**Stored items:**
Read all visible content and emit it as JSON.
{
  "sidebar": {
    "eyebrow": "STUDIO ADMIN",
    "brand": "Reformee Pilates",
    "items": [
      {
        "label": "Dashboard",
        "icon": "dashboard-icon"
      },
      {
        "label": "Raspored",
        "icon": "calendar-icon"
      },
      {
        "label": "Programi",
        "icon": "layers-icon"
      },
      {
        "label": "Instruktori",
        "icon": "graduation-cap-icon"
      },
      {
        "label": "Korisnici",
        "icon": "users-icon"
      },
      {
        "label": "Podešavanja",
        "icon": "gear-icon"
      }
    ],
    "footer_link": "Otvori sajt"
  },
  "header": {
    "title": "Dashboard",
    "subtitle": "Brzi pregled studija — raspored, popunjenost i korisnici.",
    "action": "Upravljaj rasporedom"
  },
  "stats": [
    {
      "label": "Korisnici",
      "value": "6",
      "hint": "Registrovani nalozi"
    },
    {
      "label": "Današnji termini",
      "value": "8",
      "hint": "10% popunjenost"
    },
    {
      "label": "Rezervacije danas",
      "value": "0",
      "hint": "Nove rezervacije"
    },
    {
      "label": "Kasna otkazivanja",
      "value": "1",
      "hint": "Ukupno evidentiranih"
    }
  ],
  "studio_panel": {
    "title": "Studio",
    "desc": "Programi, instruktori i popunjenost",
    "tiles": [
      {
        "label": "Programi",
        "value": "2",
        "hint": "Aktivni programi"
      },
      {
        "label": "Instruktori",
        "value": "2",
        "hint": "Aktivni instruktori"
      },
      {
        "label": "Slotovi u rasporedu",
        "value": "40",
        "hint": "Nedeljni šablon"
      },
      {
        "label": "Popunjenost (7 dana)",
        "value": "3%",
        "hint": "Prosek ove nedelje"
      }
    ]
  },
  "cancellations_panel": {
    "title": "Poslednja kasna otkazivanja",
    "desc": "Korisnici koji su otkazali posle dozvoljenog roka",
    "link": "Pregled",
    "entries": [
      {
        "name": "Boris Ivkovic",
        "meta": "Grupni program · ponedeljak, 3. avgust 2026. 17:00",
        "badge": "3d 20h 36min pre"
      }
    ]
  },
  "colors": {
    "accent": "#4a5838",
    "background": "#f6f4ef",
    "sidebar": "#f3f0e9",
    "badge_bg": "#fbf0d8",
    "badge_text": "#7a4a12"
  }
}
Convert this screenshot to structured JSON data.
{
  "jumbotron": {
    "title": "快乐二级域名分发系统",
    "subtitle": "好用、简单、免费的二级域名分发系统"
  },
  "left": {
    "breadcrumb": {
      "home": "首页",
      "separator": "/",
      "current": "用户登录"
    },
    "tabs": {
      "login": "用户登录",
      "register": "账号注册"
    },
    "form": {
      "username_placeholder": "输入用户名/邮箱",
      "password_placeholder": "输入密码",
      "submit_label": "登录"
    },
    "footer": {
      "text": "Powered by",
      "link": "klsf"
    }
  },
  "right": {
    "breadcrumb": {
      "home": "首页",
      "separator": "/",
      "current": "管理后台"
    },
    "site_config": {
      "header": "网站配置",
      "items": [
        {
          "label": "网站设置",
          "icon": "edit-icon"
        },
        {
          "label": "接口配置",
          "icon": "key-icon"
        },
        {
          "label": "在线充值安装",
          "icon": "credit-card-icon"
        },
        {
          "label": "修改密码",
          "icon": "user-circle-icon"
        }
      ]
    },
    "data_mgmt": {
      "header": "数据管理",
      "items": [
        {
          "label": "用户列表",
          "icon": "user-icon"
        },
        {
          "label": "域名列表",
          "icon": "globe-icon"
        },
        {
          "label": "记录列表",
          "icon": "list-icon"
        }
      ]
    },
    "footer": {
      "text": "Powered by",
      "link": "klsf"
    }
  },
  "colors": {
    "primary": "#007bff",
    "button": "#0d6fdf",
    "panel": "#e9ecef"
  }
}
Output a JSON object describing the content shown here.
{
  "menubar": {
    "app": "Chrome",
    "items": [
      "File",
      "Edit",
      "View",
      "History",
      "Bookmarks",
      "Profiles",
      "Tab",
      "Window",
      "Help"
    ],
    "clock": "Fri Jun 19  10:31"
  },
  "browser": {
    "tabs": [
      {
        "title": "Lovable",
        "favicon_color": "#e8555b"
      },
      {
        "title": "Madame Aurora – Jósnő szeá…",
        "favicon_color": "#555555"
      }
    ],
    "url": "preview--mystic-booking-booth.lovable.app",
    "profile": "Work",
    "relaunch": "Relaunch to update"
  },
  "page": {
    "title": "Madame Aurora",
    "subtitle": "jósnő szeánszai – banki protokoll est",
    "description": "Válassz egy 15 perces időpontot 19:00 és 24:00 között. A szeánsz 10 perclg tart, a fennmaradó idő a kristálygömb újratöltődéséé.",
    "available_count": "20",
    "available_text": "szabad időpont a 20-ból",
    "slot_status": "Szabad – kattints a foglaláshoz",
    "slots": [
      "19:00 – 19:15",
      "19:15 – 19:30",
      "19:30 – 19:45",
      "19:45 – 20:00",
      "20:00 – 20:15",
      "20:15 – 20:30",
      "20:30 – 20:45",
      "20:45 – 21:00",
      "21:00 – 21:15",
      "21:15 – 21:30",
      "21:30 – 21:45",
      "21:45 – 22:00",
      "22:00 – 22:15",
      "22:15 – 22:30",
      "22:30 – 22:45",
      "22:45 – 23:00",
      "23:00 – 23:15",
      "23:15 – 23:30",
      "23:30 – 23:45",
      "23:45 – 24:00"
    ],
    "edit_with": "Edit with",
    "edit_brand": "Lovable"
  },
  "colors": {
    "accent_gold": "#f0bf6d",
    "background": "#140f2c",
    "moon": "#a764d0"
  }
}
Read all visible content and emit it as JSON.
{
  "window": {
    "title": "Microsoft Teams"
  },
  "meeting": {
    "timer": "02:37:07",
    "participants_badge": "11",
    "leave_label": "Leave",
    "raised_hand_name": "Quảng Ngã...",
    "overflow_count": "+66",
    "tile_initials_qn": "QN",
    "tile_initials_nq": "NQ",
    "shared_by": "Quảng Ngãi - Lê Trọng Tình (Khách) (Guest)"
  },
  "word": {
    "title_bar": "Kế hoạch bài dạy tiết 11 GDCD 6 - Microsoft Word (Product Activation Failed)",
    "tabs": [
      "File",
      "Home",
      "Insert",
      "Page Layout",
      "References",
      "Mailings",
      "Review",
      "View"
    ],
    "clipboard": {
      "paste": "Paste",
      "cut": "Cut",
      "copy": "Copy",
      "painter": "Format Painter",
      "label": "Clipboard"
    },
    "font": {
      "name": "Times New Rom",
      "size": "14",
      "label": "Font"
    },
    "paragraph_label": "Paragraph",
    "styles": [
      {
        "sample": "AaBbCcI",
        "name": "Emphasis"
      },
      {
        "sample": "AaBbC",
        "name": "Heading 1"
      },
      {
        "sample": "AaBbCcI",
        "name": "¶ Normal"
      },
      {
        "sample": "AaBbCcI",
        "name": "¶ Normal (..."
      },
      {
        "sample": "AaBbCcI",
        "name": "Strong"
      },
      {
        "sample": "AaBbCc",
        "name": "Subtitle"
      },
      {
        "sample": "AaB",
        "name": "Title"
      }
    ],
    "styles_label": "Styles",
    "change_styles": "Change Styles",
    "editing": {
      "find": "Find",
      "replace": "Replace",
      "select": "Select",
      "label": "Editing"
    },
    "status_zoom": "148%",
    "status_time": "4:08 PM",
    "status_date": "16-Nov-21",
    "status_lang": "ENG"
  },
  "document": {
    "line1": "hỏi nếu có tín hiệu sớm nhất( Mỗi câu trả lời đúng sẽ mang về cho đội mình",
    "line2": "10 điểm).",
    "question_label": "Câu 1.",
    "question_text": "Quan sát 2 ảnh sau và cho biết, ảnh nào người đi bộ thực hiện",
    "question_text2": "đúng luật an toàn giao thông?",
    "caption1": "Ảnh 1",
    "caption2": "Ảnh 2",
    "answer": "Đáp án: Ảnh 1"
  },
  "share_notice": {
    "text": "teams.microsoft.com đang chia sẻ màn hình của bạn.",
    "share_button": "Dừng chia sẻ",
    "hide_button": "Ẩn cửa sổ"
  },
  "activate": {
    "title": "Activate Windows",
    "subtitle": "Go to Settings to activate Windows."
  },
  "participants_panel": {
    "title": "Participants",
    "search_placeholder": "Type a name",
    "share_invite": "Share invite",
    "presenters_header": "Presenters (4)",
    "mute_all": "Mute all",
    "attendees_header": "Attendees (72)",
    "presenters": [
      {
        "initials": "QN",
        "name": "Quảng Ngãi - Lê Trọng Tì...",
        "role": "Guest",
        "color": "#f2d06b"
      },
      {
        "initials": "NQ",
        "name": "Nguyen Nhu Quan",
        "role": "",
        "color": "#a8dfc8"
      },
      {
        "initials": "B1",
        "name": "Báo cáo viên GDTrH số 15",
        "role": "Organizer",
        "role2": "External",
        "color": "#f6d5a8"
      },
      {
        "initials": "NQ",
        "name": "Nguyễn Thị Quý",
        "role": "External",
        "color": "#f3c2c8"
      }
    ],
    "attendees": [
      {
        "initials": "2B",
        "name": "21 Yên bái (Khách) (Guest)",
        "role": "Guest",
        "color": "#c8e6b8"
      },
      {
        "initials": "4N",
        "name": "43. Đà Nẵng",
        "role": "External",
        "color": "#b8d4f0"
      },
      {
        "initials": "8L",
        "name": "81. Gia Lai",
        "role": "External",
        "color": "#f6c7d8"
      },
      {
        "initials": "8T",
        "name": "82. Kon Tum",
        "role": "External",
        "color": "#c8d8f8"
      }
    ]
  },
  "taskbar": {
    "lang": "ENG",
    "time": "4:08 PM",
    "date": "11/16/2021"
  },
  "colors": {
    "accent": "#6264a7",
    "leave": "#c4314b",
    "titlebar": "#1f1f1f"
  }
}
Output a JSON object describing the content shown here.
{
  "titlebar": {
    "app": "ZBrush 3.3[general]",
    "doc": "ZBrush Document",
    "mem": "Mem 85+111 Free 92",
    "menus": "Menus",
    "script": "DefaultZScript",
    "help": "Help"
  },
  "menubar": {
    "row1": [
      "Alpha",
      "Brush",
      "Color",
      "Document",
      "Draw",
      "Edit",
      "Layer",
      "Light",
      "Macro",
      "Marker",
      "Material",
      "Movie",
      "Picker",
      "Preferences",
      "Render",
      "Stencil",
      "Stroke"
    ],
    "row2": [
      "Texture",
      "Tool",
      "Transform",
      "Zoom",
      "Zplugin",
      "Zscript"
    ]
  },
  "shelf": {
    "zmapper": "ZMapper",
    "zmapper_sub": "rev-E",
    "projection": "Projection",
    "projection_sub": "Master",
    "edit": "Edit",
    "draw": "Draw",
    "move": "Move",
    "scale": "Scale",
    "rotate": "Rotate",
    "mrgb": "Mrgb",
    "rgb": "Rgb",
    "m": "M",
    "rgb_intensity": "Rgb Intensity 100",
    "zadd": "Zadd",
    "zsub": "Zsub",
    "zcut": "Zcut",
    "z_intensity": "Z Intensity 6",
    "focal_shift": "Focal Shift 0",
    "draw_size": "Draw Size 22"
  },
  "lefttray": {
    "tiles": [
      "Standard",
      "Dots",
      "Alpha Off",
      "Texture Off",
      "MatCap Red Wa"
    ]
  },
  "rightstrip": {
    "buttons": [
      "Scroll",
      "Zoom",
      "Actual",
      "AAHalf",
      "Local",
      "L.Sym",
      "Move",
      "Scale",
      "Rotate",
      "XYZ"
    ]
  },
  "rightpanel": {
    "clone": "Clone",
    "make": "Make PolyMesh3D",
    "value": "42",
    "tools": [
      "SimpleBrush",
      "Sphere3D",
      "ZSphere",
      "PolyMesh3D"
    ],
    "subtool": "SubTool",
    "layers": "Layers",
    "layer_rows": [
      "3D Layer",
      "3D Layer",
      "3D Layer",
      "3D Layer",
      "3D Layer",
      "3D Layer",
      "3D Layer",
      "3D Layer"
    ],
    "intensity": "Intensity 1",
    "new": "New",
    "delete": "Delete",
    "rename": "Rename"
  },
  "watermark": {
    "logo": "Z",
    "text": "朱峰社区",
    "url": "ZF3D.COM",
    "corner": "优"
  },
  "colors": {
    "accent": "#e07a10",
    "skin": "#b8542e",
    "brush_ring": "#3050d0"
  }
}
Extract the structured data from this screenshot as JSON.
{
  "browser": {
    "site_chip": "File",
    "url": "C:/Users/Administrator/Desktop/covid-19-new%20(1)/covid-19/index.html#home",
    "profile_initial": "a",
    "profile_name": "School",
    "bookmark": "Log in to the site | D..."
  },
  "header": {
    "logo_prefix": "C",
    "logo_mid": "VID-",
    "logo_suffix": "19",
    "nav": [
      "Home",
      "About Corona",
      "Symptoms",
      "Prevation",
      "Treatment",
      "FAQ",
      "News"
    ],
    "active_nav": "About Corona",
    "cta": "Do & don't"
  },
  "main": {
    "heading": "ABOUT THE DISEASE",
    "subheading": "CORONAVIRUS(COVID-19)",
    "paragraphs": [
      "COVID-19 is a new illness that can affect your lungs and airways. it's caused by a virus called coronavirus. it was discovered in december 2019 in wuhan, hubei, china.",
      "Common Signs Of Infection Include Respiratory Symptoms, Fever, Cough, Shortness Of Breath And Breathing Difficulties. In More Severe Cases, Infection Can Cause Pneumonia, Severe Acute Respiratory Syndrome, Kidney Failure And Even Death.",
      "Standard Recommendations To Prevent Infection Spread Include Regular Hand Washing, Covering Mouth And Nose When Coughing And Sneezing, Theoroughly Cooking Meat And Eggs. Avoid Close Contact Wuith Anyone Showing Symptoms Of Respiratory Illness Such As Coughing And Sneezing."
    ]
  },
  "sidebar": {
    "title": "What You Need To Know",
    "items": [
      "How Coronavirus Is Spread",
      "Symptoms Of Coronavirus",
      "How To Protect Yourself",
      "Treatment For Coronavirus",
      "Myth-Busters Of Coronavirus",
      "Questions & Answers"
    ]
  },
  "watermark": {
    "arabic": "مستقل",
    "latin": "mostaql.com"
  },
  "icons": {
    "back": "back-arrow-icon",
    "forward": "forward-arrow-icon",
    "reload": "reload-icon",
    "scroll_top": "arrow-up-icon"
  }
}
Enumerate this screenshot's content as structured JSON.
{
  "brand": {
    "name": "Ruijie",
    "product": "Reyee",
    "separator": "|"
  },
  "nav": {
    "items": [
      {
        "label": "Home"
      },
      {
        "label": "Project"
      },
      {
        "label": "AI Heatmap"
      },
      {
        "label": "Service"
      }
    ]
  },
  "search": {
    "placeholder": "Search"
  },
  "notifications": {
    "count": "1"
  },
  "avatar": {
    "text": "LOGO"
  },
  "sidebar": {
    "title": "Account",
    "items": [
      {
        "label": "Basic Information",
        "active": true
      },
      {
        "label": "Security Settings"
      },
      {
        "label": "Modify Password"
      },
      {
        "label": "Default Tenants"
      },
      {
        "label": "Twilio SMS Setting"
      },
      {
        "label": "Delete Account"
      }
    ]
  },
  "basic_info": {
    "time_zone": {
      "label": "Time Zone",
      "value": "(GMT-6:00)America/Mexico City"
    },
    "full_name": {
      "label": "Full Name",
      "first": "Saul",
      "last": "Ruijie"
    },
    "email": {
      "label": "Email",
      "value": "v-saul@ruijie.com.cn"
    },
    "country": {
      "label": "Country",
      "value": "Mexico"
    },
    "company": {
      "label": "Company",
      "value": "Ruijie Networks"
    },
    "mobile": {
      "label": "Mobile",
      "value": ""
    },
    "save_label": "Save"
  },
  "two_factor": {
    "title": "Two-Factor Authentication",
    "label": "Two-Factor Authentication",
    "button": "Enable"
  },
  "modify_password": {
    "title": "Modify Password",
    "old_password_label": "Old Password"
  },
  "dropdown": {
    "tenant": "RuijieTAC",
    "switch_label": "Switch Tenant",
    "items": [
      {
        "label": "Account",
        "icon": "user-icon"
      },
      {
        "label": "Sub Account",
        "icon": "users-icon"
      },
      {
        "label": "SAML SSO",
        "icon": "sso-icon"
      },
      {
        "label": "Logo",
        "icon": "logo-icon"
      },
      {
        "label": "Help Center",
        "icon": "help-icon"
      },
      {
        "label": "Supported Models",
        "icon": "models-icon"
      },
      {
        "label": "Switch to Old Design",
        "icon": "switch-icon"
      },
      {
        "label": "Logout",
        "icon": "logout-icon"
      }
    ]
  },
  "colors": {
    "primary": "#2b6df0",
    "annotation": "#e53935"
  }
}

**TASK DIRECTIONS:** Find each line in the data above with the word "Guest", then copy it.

**RESPONSE TO THE TASK:**
    "shared_by": "Quảng Ngãi - Lê Trọng Tình (Khách) (Guest)"
        "role": "Guest",
        "name": "21 Yên bái (Khách) (Guest)",
        "role": "Guest",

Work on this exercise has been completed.